McCarthy resigned from the House in December, three months after he was voted out of the speakership. 

The district, which cuts through the Central Valley farm belt, including parts of Bakersfield and Fresno, is the most strongly Republican House seat in heavily Democratic California. Trump largely carried CA-20 in 2020 and McCarthy represented the district from 2007 until his resignation in late 2023. In February, Trump called Fong "a true Republican."

Among Boudreaux's supporters are Ric Grenell, former acting director of national intelligence under Trump, and Republican state Sen. Shannon Grove, from Fong's hometown of Bakersfield.


Trump's involvement in the race casts it as a litmus test for the former president's political relevance as he presumably gears up for a potential rematch against President Biden in November.

"I am proud to join California’s Republican Congressional Delegation, and give Vince Fong my Complete and Total Endorsement!" Trump wrote in a post on Truth Social. "Vince was one of only 6 Republicans in the State Assembly to stand with me, and reject the Second Impeachment Hoax. In Congress, Vince will work with me to Grow the Economy, Lower your Taxes, Cut Burdensome Regulations, Champion American Energy, and Protect and Defend the Second Amendment, which is under siege by the Radical Left."


In October, the House of Representatives voted to oust McCarthy, the first time in history the top leader of the lower chamber was booted from the job. 

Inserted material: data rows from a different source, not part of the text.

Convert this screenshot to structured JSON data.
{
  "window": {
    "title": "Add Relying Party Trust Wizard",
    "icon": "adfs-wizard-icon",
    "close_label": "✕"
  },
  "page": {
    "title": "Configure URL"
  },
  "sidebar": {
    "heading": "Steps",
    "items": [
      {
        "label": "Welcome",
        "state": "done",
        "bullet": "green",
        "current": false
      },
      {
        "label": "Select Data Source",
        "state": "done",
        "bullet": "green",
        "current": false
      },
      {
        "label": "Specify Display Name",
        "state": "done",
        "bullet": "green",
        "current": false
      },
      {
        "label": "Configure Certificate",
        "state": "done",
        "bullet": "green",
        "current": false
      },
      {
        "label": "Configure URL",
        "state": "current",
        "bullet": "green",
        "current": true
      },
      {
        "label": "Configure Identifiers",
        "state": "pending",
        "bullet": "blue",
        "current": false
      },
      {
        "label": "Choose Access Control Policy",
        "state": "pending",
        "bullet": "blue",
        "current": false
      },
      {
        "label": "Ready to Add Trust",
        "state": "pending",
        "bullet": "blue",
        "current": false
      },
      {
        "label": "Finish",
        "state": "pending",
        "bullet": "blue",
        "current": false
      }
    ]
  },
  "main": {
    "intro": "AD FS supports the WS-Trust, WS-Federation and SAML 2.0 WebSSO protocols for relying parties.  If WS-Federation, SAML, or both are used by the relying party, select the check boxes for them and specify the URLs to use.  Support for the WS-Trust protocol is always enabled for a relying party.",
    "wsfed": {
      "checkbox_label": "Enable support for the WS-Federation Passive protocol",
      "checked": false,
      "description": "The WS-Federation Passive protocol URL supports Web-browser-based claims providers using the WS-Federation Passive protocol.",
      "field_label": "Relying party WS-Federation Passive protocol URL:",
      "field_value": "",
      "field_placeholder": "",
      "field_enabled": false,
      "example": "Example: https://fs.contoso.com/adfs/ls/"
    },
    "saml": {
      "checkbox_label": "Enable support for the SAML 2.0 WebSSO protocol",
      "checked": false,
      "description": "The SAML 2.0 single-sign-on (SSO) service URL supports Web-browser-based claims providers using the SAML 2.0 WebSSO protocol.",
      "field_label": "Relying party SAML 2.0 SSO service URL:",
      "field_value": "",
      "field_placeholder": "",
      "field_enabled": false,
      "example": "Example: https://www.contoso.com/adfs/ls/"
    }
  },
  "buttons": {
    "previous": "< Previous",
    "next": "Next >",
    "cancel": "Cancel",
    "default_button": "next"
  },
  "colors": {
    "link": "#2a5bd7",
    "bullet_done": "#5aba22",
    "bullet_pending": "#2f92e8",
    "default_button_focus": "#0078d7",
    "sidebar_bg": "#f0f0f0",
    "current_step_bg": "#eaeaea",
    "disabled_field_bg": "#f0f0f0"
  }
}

Fox News Digital's Danielle Wallace contributed to this report.